Play means doing something for fun, rather than for practical reasons. The beauty of this definition is that there’s no one way to play. Play doesn’t mean just building with blocks or playing with cars. Play is versatile and can be different things to different people. For some people, it’s climbing rocks. For others still, it’s writing. For some, it’s reading a good book.
For example, I love playing board games, making crafts and completing puzzles. My daughter loves to create art. My son loves rough and tumble play.
In my research for Encourage Play, I came across a great resource from Bob Hughes that explains different types of play. Here’s a rundown of the 16 play types:
Using objects, actions or ideas to represent other objects, actions, or ideas, e.g., using a cardboard tube as a telescope.
Rough and Tumble Play
Close encounter play which is less to do with fighting and more to do with gauging relative strength. Discovering physical flexibility and the exhilaration of display and it’s friendly and positive. This type of play can burn up a lot of energy.
When children act out experiences, e.g., playing house, going to the shops or going to a restaurant.
Any social or interactive situation where the expectation is that everyone will follow the set rules - like during a game or while making something together.
Allows children to explore, try out new ideas and use their imagination. They can use lots of different items, altering something and making something new.
Play using words, gestures, e.g., charades, telling jokes, play acting, etc.
Play where children figure out roles to play, assign them and then act them out.
Movement for movement’s sake, just because it’s fun. Things like chase, tag, hide and seek and tree climbing fall into this category.

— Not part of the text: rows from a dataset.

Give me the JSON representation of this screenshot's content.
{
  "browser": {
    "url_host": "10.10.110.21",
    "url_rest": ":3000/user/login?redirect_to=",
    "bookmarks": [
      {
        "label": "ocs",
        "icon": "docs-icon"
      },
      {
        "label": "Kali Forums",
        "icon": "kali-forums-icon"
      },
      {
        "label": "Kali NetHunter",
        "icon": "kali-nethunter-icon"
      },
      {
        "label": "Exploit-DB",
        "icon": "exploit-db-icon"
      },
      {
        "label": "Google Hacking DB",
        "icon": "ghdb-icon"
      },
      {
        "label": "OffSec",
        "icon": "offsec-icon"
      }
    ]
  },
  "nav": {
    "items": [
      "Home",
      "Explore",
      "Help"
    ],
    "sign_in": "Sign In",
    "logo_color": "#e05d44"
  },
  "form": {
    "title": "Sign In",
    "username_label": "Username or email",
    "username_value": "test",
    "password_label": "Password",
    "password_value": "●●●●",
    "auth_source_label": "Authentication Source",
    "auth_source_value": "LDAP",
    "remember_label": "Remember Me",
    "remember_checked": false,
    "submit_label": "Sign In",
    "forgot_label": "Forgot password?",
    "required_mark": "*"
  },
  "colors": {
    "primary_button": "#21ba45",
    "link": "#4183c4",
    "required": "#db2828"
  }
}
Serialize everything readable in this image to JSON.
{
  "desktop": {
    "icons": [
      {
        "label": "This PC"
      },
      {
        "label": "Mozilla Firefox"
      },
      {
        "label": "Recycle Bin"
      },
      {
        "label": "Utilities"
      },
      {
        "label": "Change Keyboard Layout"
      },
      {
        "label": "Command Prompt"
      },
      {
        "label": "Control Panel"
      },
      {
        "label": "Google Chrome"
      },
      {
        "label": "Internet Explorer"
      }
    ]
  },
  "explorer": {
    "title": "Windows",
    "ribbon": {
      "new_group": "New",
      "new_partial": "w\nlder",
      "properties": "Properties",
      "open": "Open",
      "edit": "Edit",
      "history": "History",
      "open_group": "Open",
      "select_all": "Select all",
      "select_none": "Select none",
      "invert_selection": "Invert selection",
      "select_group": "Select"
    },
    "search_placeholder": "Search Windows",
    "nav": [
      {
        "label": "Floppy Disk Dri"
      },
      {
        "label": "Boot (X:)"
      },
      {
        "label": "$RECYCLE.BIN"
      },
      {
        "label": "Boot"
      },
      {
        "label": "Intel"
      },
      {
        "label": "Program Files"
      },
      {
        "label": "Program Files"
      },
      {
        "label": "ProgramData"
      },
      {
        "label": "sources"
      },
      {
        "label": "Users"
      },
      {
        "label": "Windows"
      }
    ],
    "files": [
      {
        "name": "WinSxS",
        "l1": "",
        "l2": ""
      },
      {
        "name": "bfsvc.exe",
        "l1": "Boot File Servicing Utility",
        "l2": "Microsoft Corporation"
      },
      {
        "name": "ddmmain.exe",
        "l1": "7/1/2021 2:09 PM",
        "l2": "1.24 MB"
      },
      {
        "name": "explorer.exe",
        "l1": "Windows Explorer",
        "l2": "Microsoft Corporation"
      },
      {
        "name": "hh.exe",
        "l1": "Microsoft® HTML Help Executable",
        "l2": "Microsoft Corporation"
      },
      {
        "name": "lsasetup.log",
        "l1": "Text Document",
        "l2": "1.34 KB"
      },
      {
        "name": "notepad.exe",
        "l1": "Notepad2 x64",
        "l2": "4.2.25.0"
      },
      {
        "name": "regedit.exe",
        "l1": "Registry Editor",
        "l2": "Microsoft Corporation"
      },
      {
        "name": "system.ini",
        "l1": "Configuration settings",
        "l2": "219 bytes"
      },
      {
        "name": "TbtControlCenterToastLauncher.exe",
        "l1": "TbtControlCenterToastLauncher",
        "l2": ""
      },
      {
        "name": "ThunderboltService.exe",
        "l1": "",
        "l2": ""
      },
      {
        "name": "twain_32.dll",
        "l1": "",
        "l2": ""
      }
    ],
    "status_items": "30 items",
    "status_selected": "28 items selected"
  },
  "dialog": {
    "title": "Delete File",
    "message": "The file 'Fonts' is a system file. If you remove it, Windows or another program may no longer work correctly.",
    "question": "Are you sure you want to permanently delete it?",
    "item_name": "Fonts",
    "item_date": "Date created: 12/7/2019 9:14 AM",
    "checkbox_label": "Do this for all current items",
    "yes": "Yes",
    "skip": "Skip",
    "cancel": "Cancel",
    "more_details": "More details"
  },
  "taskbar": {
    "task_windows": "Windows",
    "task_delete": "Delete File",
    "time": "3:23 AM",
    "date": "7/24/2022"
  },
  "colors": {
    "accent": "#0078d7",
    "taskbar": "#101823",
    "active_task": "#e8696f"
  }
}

Play which allows the child to encounter risky experiences and conquer fears, like heights, snakes, and creepy crawlies. Some find strength they never knew they had to climb obstacles, lift large objects, etc.
Using senses of smell, touch and even taste to explore and discover the texture and function of things around them. An example of this would be a baby mouthing an object.
This is the make-believe world of children. This type of play is where the child’s imagination gets to run wild, and they get to play out things that are that are unlikely to occur, like being a pilot or driving a car.
Play where the conventional rules, which govern the physical world, do not apply, like imagining you are a bee or pretending you have wings.
Control of the physical and affective ingredients of the environments, like digging holes or constructing shelters.
Play which uses sequences of hand-eye manipulations and movements, like using a paintbrush.
Play exploring ways of being, although not normally of an intensely personal, social, domestic or interpersonal nature. For example brushing with a broom, dialing with a telephone.
Play that allows the child to explore ancestry, history, rituals, stories, rhymes, fire and darkness.
These types of play aren’t hard and fast categories that never intersect. In fact, one playtime can include different play types. For example, playing pirates can include rough and tumble play, symbolic play, dramatic play, communication play, social play, fantasy play and imaginative play!
Encourage children to try different ways to play to see which they like. Here are some ideas to encourage play:
DRESS-UP MATERIALS and PRETEND PLAY
ARTS & CRAFTS MATERIALS
BIG BODY PLAY
What are your favorite playful materials for children? Please share below!
Source for 16 Play Types:
Hughes, B. (2002) A Playworker’s Taxonomy of Play Types, 2nd edition, London: PlayLink.